ENTRIES PROVIDED —

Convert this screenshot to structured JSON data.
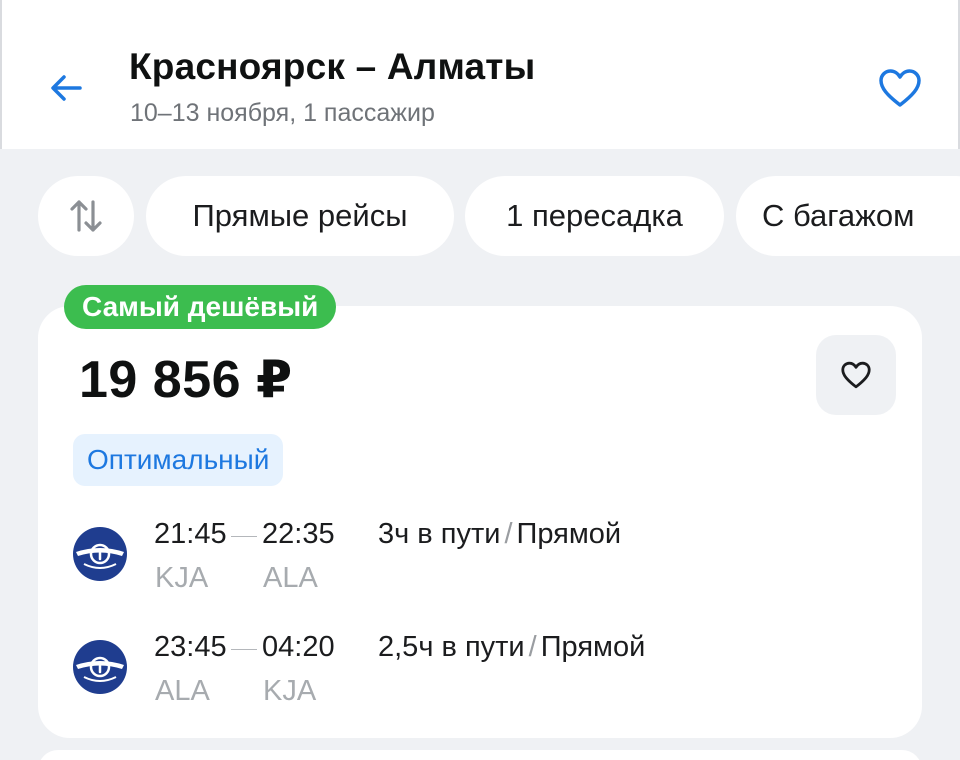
{
  "header": {
    "title": "Красноярск – Алматы",
    "subtitle": "10–13 ноября, 1 пассажир",
    "back_icon": "arrow-left-icon",
    "favorite_icon": "heart-outline-icon",
    "accent_color": "#1d78e0"
  },
  "filters": {
    "sort_icon": "sort-arrows-icon",
    "chips": [
      "Прямые рейсы",
      "1 пересадка",
      "С багажом"
    ]
  },
  "offer": {
    "badge": "Самый дешёвый",
    "badge_color": "#3cbd4f",
    "price": "19 856 ₽",
    "tag": "Оптимальный",
    "favorite_icon": "heart-outline-icon",
    "flights": [
      {
        "airline_logo": "aeroflot-logo-icon",
        "depart_time": "21:45",
        "arrive_time": "22:35",
        "duration": "3ч в пути",
        "sep": "/",
        "type": "Прямой",
        "depart_code": "KJA",
        "arrive_code": "ALA"
      },
      {
        "airline_logo": "aeroflot-logo-icon",
        "depart_time": "23:45",
        "arrive_time": "04:20",
        "duration": "2,5ч в пути",
        "sep": "/",
        "type": "Прямой",
        "depart_code": "ALA",
        "arrive_code": "KJA"
      }
    ]
  }
}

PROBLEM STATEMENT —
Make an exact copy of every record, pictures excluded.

WRITTEN ANSWER —
Convert this screenshot to structured JSON data.
{
  "header": {
    "title": "Красноярск – Алматы",
    "subtitle": "10–13 ноября, 1 пассажир",
    "back_icon": "arrow-left-icon",
    "favorite_icon": "heart-outline-icon",
    "accent_color": "#1d78e0"
  },
  "filters": {
    "sort_icon": "sort-arrows-icon",
    "chips": [
      "Прямые рейсы",
      "1 пересадка",
      "С багажом"
    ]
  },
  "offer": {
    "badge": "Самый дешёвый",
    "badge_color": "#3cbd4f",
    "price": "19 856 ₽",
    "tag": "Оптимальный",
    "favorite_icon": "heart-outline-icon",
    "flights": [
      {
        "airline_logo": "aeroflot-logo-icon",
        "depart_time": "21:45",
        "arrive_time": "22:35",
        "duration": "3ч в пути",
        "sep": "/",
        "type": "Прямой",
        "depart_code": "KJA",
        "arrive_code": "ALA"
      },
      {
        "airline_logo": "aeroflot-logo-icon",
        "depart_time": "23:45",
        "arrive_time": "04:20",
        "duration": "2,5ч в пути",
        "sep": "/",
        "type": "Прямой",
        "depart_code": "ALA",
        "arrive_code": "KJA"
      }
    ]
  }
}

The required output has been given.